• **Activity**:
Pictures should be excluded; otherwise, copy every entry exactly.

BEGIN Available data

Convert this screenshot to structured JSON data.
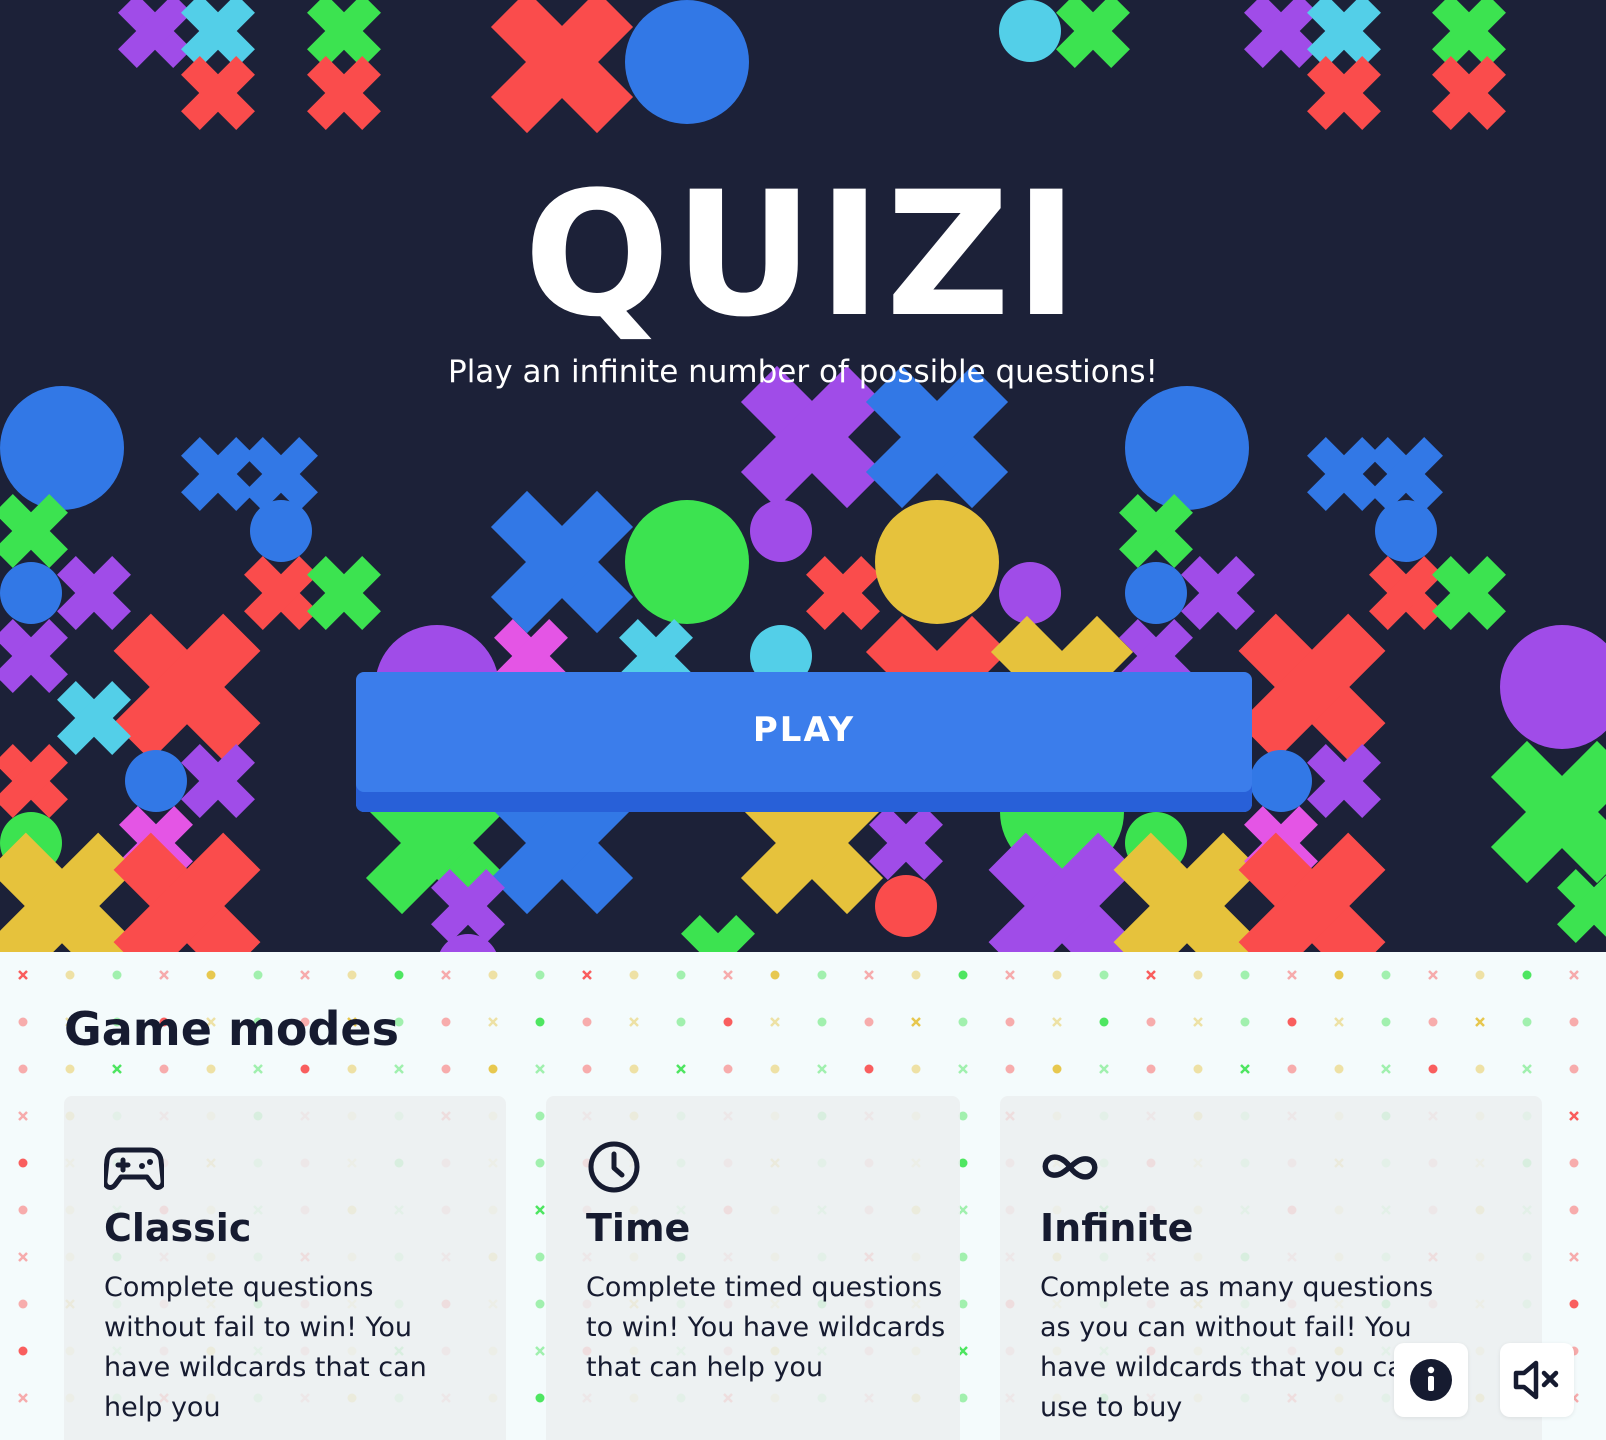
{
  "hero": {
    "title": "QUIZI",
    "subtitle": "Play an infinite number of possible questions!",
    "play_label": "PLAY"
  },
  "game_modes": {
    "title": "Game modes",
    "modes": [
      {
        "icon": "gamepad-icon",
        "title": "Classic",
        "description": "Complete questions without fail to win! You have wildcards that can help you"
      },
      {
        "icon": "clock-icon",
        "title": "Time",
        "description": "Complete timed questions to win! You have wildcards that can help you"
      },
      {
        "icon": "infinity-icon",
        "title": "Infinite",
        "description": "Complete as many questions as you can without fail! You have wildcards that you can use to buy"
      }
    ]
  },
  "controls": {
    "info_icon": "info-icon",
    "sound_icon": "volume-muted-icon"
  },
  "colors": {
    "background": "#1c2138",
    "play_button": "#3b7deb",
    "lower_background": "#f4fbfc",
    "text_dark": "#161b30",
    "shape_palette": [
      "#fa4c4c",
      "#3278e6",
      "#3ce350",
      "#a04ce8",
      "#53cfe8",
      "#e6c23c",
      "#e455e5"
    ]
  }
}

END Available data

• **Finished exercise**:
Convert this screenshot to structured JSON data.
{
  "hero": {
    "title": "QUIZI",
    "subtitle": "Play an infinite number of possible questions!",
    "play_label": "PLAY"
  },
  "game_modes": {
    "title": "Game modes",
    "modes": [
      {
        "icon": "gamepad-icon",
        "title": "Classic",
        "description": "Complete questions without fail to win! You have wildcards that can help you"
      },
      {
        "icon": "clock-icon",
        "title": "Time",
        "description": "Complete timed questions to win! You have wildcards that can help you"
      },
      {
        "icon": "infinity-icon",
        "title": "Infinite",
        "description": "Complete as many questions as you can without fail! You have wildcards that you can use to buy"
      }
    ]
  },
  "controls": {
    "info_icon": "info-icon",
    "sound_icon": "volume-muted-icon"
  },
  "colors": {
    "background": "#1c2138",
    "play_button": "#3b7deb",
    "lower_background": "#f4fbfc",
    "text_dark": "#161b30",
    "shape_palette": [
      "#fa4c4c",
      "#3278e6",
      "#3ce350",
      "#a04ce8",
      "#53cfe8",
      "#e6c23c",
      "#e455e5"
    ]
  }
}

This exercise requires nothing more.